What's dental surgery?
Dental (oral) surgery consists of diagnosing and surgically treating injuries, diseases, or defects of the soft and hard tissues of the face, teeth, jaws, and mouth. At Odyssey Dental Care, we take a preventive approach to dental treatment and implement the least invasive treatment method possible for dental problems.
But, there are times where less invasive treatment options are not enough and oral surgery is required.
Below are examples of some common kinds of oral surgery:
- Root canal
- Dental implants
- Cosmetic dental surgery
- Jaw and reconstructive surgery
- Impacted wisdom tooth removal
Will I experience pain after or during dental surgery?
Depending on your comfort level and how complex your oral surgery procedure is, your dentist or oral surgeon may use one or more types of anesthesia to reduce pain and help you feel more comfortable.
After your surgery, you will be provided with after-care instructions to help reduce any pain you may feel and help you in your recovery.
Nitrous oxide is a gas that's inhaled through the nose and mouth. It can help keep you calm, lower anxiety, reduce gag reflex, and make time seem to pass quicker. This option provides minimal sedation and helps you feel drowsy and more relaxed.
Intravenous (IV) Sedation
IV sedation is more moderate and covers a number of medications that can be administered directly into the bloodstream, through the vein. This offers the deepest level of sedation short of general anesthesia and you’ll have limited memory of the procedure.

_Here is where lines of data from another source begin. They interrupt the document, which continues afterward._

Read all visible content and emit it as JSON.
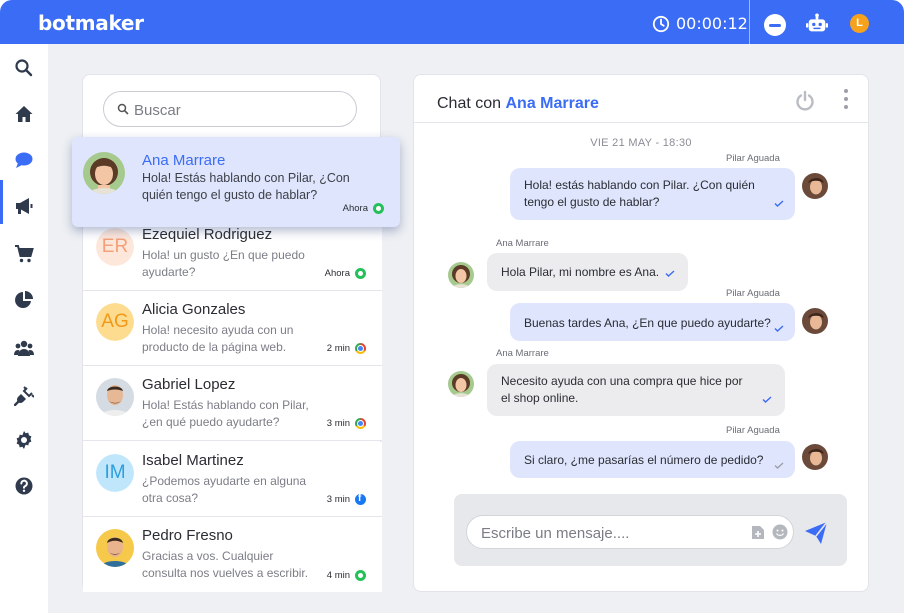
{
  "app": {
    "logo": "botmaker",
    "timer": "00:00:12",
    "user_initial": "L",
    "accent": "#3b6cf6"
  },
  "sidebar": {
    "items": [
      {
        "icon": "search-icon"
      },
      {
        "icon": "home-icon"
      },
      {
        "icon": "chat-icon",
        "active": true
      },
      {
        "icon": "megaphone-icon"
      },
      {
        "icon": "cart-icon"
      },
      {
        "icon": "pie-chart-icon"
      },
      {
        "icon": "users-icon"
      },
      {
        "icon": "plug-icon"
      },
      {
        "icon": "gear-icon"
      },
      {
        "icon": "help-icon"
      }
    ]
  },
  "search": {
    "placeholder": "Buscar"
  },
  "conversations": [
    {
      "name": "Ana Marrare",
      "preview": "Hola! Estás hablando con Pilar, ¿Con quién tengo el gusto de hablar?",
      "time": "Ahora",
      "channel": "whatsapp",
      "avatar": "photo",
      "active": true
    },
    {
      "name": "Ezequiel Rodriguez",
      "preview": "Hola! un gusto ¿En que puedo ayudarte?",
      "time": "Ahora",
      "channel": "whatsapp",
      "avatar": "ER",
      "avatar_bg": "#fde7da",
      "avatar_fg": "#f4a07a"
    },
    {
      "name": "Alicia Gonzales",
      "preview": "Hola! necesito ayuda con un producto de la página web.",
      "time": "2 min",
      "channel": "web",
      "avatar": "AG",
      "avatar_bg": "#fddb8f",
      "avatar_fg": "#f09a1a"
    },
    {
      "name": "Gabriel Lopez",
      "preview": "Hola! Estás hablando con Pilar, ¿en qué puedo ayudarte?",
      "time": "3 min",
      "channel": "web",
      "avatar": "photo"
    },
    {
      "name": "Isabel Martinez",
      "preview": "¿Podemos ayudarte en alguna otra cosa?",
      "time": "3 min",
      "channel": "facebook",
      "avatar": "IM",
      "avatar_bg": "#bfe6fb",
      "avatar_fg": "#2e9fdc"
    },
    {
      "name": "Pedro Fresno",
      "preview": "Gracias a vos. Cualquier consulta nos vuelves a escribir.",
      "time": "4 min",
      "channel": "whatsapp",
      "avatar": "photo"
    }
  ],
  "chat": {
    "title_prefix": "Chat con",
    "contact": "Ana Marrare",
    "date": "VIE 21 MAY  - 18:30",
    "messages": [
      {
        "sender": "Pilar Aguada",
        "direction": "out",
        "lines": [
          "Hola! estás hablando con Pilar.  ¿Con quién",
          "tengo el gusto de hablar?"
        ]
      },
      {
        "sender": "Ana Marrare",
        "direction": "in",
        "lines": [
          "Hola Pilar, mi nombre es Ana."
        ]
      },
      {
        "sender": "Pilar Aguada",
        "direction": "out",
        "lines": [
          "Buenas tardes Ana, ¿En que puedo ayudarte?"
        ]
      },
      {
        "sender": "Ana Marrare",
        "direction": "in",
        "lines": [
          "Necesito ayuda con una compra que hice por",
          "el shop online."
        ]
      },
      {
        "sender": "Pilar Aguada",
        "direction": "out",
        "lines": [
          "Si claro, ¿me pasarías el número de pedido?"
        ]
      }
    ],
    "composer_placeholder": "Escribe un mensaje...."
  }
}
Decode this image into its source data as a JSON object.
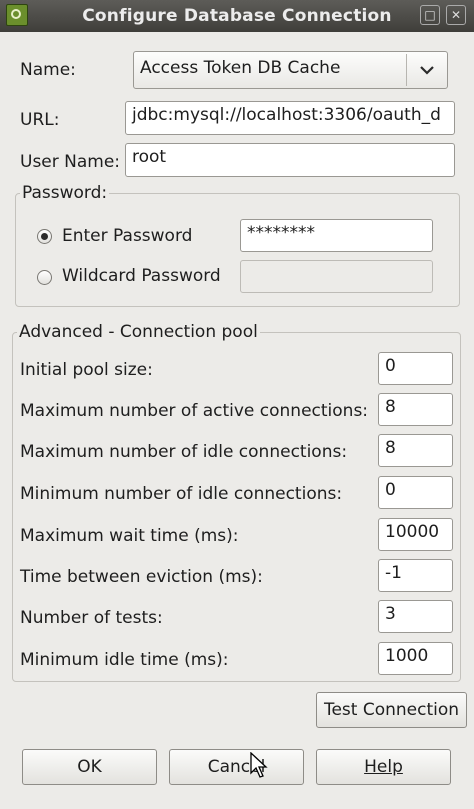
{
  "window": {
    "title": "Configure Database Connection",
    "icons": {
      "app": "app-icon",
      "maximize": "maximize-icon",
      "close": "close-icon"
    }
  },
  "form": {
    "name_label": "Name:",
    "name_value": "Access Token DB Cache",
    "url_label": "URL:",
    "url_value": "jdbc:mysql://localhost:3306/oauth_d",
    "user_label": "User Name:",
    "user_value": "root"
  },
  "password": {
    "legend": "Password:",
    "enter_label": "Enter Password",
    "enter_value": "********",
    "wildcard_label": "Wildcard Password",
    "wildcard_value": "",
    "selected": "enter"
  },
  "pool": {
    "legend": "Advanced - Connection pool",
    "rows": [
      {
        "label": "Initial pool size:",
        "value": "0"
      },
      {
        "label": "Maximum number of active connections:",
        "value": "8"
      },
      {
        "label": "Maximum number of idle connections:",
        "value": "8"
      },
      {
        "label": "Minimum number of idle connections:",
        "value": "0"
      },
      {
        "label": "Maximum wait time (ms):",
        "value": "10000"
      },
      {
        "label": "Time between eviction (ms):",
        "value": "-1"
      },
      {
        "label": "Number of tests:",
        "value": "3"
      },
      {
        "label": "Minimum idle time (ms):",
        "value": "1000"
      }
    ]
  },
  "buttons": {
    "test_connection": "Test Connection",
    "ok": "OK",
    "cancel": "Cancel",
    "help": "Help"
  }
}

Your dentist can prescribe oral sedatives in liquid or pill form for more complicated surgeries. This medication is orally taken prior to the dental procedure for a relaxing, calming effect.
A numbing substance will likely be applied to your gums via injection, near the extraction site in all cases. While the anesthetic will not completely numb the area, you shouldn’t feel pain or sharpness.

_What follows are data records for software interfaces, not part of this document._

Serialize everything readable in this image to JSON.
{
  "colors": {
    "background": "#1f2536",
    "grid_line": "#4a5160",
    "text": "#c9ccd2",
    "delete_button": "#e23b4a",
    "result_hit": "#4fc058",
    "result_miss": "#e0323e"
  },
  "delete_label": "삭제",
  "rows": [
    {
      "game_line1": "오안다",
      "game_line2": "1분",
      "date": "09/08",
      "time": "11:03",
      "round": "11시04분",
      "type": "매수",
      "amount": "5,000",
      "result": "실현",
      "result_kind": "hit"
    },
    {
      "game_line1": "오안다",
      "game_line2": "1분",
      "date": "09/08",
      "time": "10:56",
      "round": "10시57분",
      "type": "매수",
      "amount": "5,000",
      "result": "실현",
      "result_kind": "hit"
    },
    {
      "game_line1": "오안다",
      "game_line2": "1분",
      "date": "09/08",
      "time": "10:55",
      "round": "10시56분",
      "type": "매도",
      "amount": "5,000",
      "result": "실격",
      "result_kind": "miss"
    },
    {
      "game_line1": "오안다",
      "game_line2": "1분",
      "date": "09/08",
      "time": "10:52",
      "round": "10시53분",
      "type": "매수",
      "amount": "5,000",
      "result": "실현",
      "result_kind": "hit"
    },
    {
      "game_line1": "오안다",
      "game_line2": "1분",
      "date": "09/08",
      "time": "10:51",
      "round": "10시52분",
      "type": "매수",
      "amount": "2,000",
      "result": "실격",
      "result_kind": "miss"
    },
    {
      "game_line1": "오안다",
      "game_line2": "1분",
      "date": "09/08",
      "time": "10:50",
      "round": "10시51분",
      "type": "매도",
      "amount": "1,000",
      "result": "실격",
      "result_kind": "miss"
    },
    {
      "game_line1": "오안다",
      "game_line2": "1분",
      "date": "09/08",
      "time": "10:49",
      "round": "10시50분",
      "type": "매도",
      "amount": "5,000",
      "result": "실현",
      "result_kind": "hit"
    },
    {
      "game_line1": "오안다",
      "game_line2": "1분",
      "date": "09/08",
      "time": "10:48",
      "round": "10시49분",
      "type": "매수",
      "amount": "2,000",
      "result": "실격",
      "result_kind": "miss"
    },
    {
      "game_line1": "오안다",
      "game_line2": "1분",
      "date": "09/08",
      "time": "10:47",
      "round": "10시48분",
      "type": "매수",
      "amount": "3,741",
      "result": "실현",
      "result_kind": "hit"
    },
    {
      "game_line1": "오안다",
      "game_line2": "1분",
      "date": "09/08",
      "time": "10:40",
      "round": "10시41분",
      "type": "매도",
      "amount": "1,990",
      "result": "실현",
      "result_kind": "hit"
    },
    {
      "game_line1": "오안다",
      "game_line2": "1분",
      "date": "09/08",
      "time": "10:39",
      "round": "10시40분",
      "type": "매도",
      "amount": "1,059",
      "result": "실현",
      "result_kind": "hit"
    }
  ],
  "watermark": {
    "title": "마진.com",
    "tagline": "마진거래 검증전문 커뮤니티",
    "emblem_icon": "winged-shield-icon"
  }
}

You may be able to feel pressure or movement. For a simple extraction, your dentist or oral surgeon will likely use a local anesthetic, and you’ll be awake for the procedure.

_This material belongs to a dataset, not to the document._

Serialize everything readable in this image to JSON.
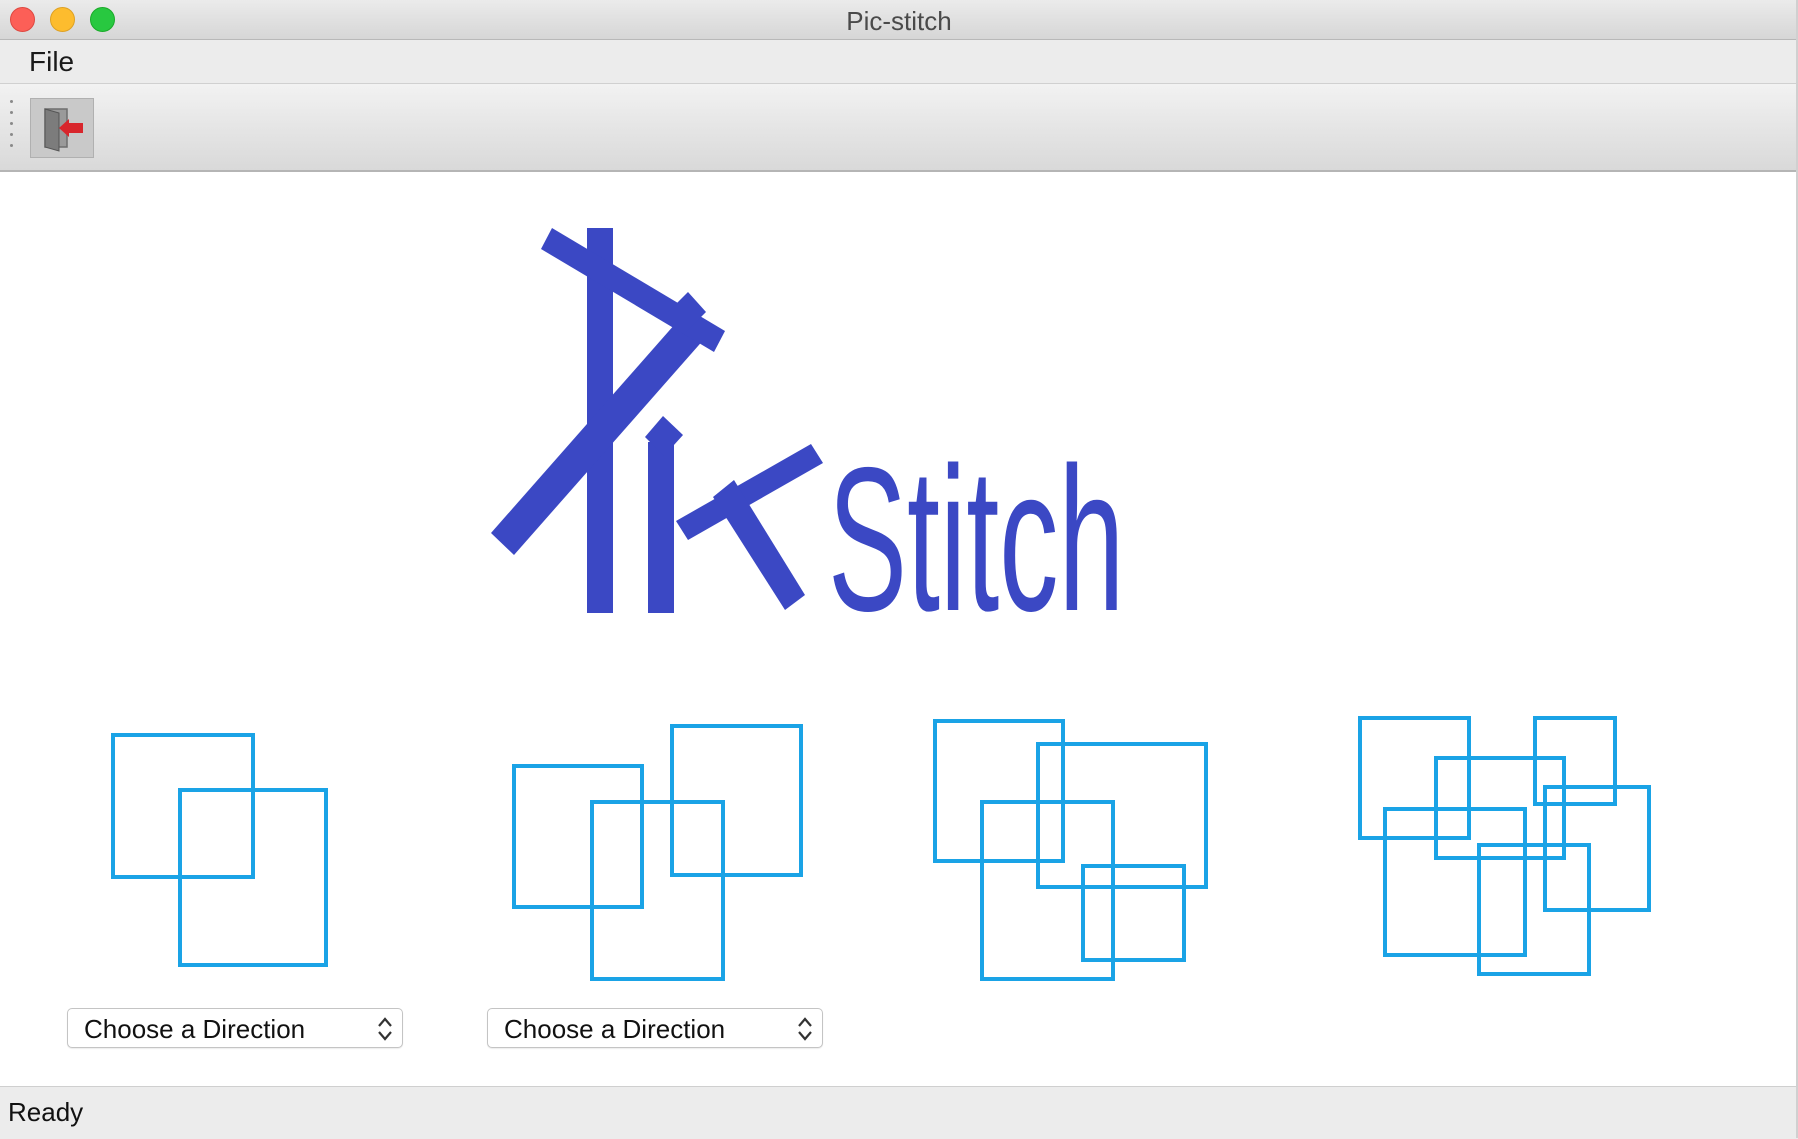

Your dentist might suggest taking an over-the-counter pain reliever such as ibuprofen (Advil) or acetaminophen (Tylenol), to help manage any discomfort or pain you may feel after the procedure.
They may prescribe stronger pain medications if your surgery was more complex and involved the gums and bones.
How can I alleviate pain or discomfort?
After dental surgery, follow your dentist’s post-operative self-care recommendations. These might include:
- Eat soft, cool foods (to avoid shocking any sensitive nerves)
- Prop your head on a pillow when lying down
- Use warm compresses
- Apply an ice pack on your cheek or affected area
- Rinse with saltwater starting 24 hours after surgery
- Get lots of rest - no strenuous physical activity
Though there may be pain involved with your dental surgery, your dentist or oral surgeon can help you manage the pain with sedatives and local anesthesia during the surgery.
After your procedure, prescription medication or OTC drugs might be recommended to help manage postoperative pain or discomfort. Though your recovery timeline will vary depending on the surgery, any tenderness should only last a few days.